Other studies that try to explain social inequality with genetics can be very problematic. A recent paper titled “Genetic correlates of social stratification in Great Britain” comes awfully close to damning the rustics as dumb. It was published in Nature Human Behaviour, and two of the authors wrote an explanatory article for The Conversation, saying that “Inequality now extends to people’s DNA.” Despite all the authors’ caveats, this is very dangerous territory. The slope from analysis to “improvement” to sterilization is slippery indeed.

Another recent study analyzed “Genetic variation in health insurance coverage.” The authors concluded that “genetic effects explain over 40% of the variation in whether a person has any health coverage versus not.” It seems relevant to point out that in most developed countries genetic effects explain precisely no such variation because their populations have universal coverage.

Genomic Prediction may soon have competition, notably from China, where at least two companies, Gene Discovery and WeCheck, are marketing genetic tests and polygenic scores for young children so parents can “plan suitable development areas for them.” These include predictions of IQ, disease susceptibility, “social personality” and “nearly 100” more traits. Apparently, they are not (yet) targeting pre-implantation embryos, but that certainly seems to be on the horizon.

Ewan Birney, Director of the European Bioinformatics Institute, responded to Genomic Prediction’s paper with a substantial post: “Why using genetic risk scores on embryos is wrong.” He disagrees with the company “on safety, science and ethical grounds,” which he describes in detail. In summary, he fears that

Until there is good regulation of this technology worldwide I believe we will have more of these stories and more unsavoury applications.

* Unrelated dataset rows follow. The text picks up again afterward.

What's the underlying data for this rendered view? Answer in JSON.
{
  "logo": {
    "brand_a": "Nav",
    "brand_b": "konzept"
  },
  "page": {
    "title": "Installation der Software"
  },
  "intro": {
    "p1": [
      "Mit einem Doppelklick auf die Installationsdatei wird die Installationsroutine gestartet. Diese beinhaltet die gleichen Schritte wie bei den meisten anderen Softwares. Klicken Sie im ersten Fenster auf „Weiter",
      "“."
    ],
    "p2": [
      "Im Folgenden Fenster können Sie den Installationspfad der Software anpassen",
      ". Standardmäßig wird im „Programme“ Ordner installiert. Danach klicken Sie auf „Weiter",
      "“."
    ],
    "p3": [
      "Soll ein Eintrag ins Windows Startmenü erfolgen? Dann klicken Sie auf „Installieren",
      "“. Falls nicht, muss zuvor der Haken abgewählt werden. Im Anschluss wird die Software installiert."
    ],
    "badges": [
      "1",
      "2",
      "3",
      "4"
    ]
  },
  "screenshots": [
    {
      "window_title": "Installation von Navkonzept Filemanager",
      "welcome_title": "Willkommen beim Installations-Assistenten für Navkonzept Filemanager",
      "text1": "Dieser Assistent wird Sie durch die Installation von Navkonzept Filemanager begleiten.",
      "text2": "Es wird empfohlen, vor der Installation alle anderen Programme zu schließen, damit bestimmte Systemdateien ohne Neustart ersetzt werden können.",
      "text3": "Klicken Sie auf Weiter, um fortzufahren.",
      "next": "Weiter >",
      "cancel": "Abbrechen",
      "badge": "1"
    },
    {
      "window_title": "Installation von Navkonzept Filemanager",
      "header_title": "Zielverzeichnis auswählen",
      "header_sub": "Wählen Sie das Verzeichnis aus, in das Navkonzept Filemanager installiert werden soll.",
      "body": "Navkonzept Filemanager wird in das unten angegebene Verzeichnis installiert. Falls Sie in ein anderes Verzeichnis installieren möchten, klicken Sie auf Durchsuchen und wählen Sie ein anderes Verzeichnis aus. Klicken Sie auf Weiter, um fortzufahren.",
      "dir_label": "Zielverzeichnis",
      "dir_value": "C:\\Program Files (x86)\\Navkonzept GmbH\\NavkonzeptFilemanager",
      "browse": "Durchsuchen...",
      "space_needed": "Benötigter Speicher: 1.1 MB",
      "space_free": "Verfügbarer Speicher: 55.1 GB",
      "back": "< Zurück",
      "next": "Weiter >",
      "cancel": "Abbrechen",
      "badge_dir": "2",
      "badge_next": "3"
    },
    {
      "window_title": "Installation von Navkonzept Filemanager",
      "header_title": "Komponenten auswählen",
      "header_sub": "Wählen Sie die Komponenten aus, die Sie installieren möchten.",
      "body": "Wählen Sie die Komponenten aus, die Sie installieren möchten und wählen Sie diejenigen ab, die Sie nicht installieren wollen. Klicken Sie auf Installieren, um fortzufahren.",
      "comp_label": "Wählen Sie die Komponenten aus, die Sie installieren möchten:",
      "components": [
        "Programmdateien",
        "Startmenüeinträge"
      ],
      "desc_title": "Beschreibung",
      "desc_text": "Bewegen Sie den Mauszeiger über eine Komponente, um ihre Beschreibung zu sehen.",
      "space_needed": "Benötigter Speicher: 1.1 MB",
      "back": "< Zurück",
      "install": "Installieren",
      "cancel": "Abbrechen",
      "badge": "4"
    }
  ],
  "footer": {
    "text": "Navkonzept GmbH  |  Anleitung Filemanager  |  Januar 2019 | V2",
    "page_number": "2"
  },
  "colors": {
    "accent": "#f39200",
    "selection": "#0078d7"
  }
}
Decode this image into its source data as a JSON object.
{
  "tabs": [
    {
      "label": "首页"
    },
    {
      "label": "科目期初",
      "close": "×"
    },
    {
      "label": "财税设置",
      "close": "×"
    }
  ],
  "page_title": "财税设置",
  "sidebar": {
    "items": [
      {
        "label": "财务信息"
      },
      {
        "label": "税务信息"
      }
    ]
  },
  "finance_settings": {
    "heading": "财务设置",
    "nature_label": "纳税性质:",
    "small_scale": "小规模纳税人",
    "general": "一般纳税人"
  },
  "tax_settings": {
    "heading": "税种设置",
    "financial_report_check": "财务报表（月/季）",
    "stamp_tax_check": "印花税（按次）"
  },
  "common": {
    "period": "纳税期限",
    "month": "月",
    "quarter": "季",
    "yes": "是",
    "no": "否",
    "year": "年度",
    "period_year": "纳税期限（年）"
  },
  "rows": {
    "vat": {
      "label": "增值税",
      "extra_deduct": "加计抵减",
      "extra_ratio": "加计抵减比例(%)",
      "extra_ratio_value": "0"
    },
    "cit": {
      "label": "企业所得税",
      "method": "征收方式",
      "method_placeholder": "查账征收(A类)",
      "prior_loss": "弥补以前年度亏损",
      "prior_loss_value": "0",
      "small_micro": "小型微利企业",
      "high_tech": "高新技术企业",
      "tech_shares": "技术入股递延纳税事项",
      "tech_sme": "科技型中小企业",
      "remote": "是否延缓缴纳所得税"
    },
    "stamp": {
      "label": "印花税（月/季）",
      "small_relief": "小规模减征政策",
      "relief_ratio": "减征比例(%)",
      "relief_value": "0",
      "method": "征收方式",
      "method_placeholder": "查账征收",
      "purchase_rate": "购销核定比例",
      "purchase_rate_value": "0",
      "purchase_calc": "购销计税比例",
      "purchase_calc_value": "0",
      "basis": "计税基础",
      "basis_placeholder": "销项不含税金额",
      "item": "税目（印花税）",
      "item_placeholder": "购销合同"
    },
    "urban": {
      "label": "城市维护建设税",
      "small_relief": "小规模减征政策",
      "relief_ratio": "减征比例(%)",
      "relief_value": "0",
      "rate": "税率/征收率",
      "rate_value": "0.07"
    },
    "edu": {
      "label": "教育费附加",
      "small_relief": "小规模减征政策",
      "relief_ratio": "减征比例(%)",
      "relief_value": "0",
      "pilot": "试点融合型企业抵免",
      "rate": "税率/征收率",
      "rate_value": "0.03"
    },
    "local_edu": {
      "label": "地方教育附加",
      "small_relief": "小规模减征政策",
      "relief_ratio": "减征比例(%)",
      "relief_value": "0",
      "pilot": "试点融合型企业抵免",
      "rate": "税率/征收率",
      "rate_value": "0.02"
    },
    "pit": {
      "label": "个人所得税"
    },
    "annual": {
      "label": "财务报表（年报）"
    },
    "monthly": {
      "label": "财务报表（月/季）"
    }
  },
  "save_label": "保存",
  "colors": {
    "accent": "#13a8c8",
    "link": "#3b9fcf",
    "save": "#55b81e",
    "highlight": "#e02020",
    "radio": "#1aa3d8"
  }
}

It is therefore good news that The Hastings Center has launched a project, led by Erik Parens, to consider how to responsibly study the genetics of behavioral traits, specifically polygenic risk scores. The aim is to “facilitate a frank and rigorous conversation among diverse experts who are hopeful about the benefits of this research and those who have concerns about it.” This should certainly include discussion of the consequences of attempting heritable human genome modification. Such eugenic pipe-dreams are likely to have tragic consequences on an individual level, and their commercial exploitation is not only an ethical disaster but odds-on to have significant and unwelcome societal effects.

The Hastings Center project is scheduled to last three years, which is both encouraging and discouraging: That should allow enough time to generate what may be a very important study. But, given the enthusiasm of Genomic Predictions and similar companies, it also may be too late.